Everyone who is arrested for a DUI is going to face charges pursuant to state law in the state where the arrest occurred. Every state is different, but the penalties are very similar in most states.
– Jail time
– Community service
– Mandatory court-ordered alcohol treatment program completion
– Mandatory ignition interlock device (IID)
– License suspension
These are the basic penalties. The amount of jail time, fines, community service, and the length of time you spend in treatment, with an IID in your vehicle, and with your license suspended depends on state law as well as the details of your arrest.
The penalties are usually less severe if this is the first time you are arrested for a DUI. If you’ve been arrested before, you face more serious charges. Fines go up for each arrest, jail time gets a little longer with each arrest, and the court makes decisions about the rest each time you are arrested and charged with a DUI. The more you’ve been charged, the more likely you are to find out your license is permanently revoked.
Additional Penalty Considerations
These penalties might not always be light if you are a first-time offender, either. There are circumstances in which you find being a first-time offender no longer matters.
– If you have a minor child in the car
– If you have an excessive blood-alcohol content level
– If you are not yet 21
– If you have a CDL
– If you injure or kill someone
Anyone with a minor child in the car is automatically punished more seriously for a DUI than someone who was alone or in the car with other adults. If you are not yet 21-years-old, you are also given different punishments. If you have a commercial driver’s license, you could lose it if you are arrested for a DUI. If someone is hurt or killed in an accident because you were driving under the influence, you are charged with a felony rather than a misdemeanor.
When you go to jail for a felony crime, you spend a lot more time in jail. The fines are higher, the family of the victim can sue you, and you might lose your license for a long time. You might also find it difficult to find employment with a felony record. Your entire life changes negatively if someone is hurt or injured in an accident because you were driving under the influence.
It’s also helpful to know the legal limit laws are not the same in every situation. Anyone who is underage is over the legal limit at .02 percent. However, some states have a zero-tolerance policy for any underage drinkers behind the wheel, and they don’t need to reach that level to have a DUI. Drivers with a CDL are above the legal limit at .04 percent.
The legal limit in every state is .08 percent, but it’s considered excessive at .15 percent in most states. if your BAC is above this limit, the penalties for your DUI are more serious based on the sheer amount of alcohol in your blood. Call a driver, ask a friend to take you home, or stay where you are.
Call an Attorney
If you are arrested and charged with a DUI, call an attorney who specializes in DUI cases. This is the kind of case you want to be handled professionally every step of the way.
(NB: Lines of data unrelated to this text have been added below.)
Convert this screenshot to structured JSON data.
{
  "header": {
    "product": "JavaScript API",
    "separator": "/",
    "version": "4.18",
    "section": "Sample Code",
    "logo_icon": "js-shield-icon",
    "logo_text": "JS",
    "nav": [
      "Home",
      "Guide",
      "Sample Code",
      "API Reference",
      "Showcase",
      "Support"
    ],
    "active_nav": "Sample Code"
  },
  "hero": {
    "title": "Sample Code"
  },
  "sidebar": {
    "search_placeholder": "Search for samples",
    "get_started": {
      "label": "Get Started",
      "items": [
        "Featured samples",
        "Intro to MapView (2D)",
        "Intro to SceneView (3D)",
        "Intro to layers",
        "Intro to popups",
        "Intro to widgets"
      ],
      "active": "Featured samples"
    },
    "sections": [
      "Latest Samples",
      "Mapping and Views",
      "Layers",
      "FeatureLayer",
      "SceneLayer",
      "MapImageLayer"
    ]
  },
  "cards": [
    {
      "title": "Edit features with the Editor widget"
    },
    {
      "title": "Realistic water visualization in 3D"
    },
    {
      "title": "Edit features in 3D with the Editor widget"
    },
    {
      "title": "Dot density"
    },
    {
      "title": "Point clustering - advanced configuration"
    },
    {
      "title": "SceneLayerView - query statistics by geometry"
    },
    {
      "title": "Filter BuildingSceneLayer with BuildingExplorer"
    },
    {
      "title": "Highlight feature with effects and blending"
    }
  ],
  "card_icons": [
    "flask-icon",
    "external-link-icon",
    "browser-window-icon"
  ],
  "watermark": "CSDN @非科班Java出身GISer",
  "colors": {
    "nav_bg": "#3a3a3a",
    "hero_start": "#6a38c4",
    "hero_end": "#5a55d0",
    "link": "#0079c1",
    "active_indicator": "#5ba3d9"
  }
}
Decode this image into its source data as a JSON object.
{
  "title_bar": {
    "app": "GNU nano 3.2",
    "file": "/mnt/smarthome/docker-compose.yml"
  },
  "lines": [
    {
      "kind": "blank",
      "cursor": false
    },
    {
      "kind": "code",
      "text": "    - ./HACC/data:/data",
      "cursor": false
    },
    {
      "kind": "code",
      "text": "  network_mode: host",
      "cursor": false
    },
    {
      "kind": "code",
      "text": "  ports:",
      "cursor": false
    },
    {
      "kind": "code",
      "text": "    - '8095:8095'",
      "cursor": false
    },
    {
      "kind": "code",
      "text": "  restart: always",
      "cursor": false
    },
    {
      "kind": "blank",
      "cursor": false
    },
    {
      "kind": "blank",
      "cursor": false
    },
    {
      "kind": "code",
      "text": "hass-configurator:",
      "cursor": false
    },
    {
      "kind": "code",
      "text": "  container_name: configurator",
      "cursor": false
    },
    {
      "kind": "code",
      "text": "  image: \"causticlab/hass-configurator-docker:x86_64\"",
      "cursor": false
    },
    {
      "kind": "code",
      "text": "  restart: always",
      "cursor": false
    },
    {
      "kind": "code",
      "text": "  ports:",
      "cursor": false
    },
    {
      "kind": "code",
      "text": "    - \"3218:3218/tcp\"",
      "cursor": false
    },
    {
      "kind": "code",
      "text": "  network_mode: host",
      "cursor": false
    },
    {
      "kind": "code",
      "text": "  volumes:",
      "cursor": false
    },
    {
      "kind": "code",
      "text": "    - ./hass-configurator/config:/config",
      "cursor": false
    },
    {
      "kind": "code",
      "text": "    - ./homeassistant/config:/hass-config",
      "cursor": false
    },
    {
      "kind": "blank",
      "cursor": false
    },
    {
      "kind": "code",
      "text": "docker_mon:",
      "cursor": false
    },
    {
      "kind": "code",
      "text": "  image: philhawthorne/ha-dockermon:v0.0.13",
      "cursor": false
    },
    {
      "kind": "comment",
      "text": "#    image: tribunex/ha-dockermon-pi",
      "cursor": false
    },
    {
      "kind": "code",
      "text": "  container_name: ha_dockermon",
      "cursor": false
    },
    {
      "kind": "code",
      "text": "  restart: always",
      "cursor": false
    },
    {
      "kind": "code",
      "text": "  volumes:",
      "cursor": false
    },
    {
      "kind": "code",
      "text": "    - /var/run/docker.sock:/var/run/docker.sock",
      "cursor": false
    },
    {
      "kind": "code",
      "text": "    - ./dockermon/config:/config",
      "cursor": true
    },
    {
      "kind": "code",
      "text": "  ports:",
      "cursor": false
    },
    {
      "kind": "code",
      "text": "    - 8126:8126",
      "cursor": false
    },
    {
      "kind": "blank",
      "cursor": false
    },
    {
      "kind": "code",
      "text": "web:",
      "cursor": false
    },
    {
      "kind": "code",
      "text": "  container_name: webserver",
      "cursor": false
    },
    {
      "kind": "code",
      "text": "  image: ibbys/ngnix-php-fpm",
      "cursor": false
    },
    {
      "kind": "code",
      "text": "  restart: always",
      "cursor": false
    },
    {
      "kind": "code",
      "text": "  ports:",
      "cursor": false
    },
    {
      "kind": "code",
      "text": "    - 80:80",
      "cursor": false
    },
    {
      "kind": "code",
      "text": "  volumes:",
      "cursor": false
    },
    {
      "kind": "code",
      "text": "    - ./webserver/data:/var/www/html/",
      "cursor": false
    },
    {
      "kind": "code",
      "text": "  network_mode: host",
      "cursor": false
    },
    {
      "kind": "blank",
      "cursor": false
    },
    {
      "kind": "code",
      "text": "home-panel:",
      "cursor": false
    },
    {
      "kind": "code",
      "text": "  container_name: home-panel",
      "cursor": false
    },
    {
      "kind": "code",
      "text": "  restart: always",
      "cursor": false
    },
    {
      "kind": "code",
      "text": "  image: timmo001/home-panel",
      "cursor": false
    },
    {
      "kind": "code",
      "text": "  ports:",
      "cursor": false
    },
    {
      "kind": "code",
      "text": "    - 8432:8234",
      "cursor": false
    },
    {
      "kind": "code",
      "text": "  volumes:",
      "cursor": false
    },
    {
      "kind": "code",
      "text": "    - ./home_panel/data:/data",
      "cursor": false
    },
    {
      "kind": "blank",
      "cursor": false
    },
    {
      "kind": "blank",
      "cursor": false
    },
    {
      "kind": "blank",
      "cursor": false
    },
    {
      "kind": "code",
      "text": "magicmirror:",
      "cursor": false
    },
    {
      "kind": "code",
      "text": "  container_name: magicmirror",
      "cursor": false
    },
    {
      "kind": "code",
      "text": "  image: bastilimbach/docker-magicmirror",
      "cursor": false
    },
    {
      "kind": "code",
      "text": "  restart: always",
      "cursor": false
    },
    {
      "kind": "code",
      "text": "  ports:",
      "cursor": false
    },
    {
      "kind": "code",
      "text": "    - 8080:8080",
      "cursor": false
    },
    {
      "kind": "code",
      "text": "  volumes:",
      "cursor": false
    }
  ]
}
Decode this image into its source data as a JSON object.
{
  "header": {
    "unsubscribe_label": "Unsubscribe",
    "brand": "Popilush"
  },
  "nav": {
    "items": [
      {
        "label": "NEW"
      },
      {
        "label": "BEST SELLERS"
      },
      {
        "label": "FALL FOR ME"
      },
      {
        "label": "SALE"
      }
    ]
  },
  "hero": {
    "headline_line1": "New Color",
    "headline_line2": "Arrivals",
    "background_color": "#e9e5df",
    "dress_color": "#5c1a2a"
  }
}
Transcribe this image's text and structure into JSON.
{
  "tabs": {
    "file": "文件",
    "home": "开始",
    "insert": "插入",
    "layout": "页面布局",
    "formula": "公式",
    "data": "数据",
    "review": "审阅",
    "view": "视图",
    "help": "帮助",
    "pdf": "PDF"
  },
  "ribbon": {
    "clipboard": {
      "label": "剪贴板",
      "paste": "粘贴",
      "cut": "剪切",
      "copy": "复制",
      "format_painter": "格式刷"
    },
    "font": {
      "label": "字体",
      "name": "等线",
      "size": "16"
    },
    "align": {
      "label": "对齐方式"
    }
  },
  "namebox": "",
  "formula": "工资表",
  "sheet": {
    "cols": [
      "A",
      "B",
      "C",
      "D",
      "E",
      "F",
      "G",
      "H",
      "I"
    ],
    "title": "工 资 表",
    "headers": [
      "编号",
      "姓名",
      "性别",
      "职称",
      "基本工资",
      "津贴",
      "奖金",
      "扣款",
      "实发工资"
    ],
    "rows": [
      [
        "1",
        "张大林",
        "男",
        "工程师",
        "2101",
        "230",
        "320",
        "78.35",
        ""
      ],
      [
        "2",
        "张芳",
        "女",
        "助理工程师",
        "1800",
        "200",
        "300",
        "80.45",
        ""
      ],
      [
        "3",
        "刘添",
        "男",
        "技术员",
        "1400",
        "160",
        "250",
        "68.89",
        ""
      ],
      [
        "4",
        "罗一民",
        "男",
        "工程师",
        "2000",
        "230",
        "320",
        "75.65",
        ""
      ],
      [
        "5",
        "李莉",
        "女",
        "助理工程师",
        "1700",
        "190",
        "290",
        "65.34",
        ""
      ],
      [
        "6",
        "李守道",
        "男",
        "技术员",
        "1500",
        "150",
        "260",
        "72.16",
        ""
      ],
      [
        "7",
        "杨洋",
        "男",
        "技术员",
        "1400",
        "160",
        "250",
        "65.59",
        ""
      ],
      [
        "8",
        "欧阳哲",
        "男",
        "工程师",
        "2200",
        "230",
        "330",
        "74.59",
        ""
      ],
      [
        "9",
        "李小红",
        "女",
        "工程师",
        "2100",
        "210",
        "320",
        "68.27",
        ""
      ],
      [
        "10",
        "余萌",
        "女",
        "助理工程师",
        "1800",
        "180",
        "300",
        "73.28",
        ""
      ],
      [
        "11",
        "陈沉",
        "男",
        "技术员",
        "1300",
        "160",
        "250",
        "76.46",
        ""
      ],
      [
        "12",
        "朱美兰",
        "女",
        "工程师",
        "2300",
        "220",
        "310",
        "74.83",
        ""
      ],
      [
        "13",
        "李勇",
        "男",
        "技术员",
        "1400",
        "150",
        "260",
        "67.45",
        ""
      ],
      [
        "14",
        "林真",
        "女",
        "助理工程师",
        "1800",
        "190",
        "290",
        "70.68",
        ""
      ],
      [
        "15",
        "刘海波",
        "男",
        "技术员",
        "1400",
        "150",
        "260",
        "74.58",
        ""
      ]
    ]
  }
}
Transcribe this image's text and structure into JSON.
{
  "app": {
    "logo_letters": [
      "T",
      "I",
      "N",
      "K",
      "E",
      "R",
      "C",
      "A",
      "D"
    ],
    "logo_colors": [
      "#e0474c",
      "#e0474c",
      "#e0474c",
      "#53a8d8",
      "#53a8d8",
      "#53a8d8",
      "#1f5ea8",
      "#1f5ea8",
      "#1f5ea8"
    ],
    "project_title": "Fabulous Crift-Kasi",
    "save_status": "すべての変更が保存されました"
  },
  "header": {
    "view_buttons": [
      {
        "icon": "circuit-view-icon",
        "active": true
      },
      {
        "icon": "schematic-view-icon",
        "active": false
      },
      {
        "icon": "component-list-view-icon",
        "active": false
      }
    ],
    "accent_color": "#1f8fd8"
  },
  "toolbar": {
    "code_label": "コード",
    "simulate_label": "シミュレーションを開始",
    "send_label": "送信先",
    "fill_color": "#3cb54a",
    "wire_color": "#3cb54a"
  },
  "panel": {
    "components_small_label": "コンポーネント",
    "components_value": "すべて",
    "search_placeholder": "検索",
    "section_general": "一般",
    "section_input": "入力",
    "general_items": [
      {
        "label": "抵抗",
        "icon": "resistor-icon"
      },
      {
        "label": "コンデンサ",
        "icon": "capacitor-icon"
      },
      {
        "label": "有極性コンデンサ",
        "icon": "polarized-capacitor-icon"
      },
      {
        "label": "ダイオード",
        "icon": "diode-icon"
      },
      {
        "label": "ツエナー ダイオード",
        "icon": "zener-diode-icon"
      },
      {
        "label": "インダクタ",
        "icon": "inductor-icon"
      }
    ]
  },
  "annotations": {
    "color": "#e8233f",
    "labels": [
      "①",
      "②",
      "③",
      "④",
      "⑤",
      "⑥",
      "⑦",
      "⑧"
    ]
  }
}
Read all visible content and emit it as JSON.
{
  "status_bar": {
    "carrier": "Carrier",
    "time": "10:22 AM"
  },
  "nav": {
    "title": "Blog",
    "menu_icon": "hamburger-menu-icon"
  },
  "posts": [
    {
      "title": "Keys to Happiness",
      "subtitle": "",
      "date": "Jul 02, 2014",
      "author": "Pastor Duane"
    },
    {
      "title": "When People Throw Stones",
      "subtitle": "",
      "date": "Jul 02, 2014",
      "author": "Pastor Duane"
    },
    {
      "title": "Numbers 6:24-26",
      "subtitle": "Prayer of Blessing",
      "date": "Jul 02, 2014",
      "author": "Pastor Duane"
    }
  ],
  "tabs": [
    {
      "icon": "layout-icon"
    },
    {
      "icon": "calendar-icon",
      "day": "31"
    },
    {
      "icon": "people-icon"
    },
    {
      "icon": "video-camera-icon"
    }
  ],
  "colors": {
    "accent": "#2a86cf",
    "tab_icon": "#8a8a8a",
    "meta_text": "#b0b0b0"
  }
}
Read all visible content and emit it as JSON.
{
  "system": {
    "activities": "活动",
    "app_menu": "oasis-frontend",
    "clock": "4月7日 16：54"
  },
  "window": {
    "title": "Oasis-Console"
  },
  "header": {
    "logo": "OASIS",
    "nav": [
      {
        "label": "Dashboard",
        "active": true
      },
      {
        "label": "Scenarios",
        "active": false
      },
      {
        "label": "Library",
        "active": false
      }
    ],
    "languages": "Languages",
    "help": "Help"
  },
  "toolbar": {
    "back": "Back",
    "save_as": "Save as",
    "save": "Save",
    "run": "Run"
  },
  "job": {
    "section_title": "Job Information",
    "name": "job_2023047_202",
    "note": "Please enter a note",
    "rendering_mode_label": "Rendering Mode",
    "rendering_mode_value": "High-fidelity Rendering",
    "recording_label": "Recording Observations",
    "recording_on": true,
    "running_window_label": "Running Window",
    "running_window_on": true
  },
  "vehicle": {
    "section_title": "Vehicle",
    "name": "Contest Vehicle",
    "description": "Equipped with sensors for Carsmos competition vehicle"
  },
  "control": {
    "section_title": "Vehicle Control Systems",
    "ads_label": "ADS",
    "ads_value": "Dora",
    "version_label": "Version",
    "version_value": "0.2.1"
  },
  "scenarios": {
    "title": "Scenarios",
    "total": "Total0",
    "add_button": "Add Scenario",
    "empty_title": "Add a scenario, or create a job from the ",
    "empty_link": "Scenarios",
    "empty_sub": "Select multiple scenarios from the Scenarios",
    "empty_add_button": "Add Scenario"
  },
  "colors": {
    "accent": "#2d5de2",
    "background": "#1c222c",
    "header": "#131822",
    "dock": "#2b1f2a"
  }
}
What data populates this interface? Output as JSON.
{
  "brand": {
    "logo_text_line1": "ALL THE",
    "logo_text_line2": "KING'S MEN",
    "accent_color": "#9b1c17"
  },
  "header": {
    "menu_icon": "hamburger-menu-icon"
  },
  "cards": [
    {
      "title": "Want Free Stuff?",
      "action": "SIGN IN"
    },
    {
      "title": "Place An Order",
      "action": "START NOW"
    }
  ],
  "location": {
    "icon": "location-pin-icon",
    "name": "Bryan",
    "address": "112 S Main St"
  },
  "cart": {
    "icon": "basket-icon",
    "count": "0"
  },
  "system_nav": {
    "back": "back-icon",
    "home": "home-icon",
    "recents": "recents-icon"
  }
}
You have the right to an attorney, and it’s in your best interest to use that right and hire someone to work for you if you choose to plead not guilty in a DUI case. You have options, and an attorney is the best person to fight for your rights.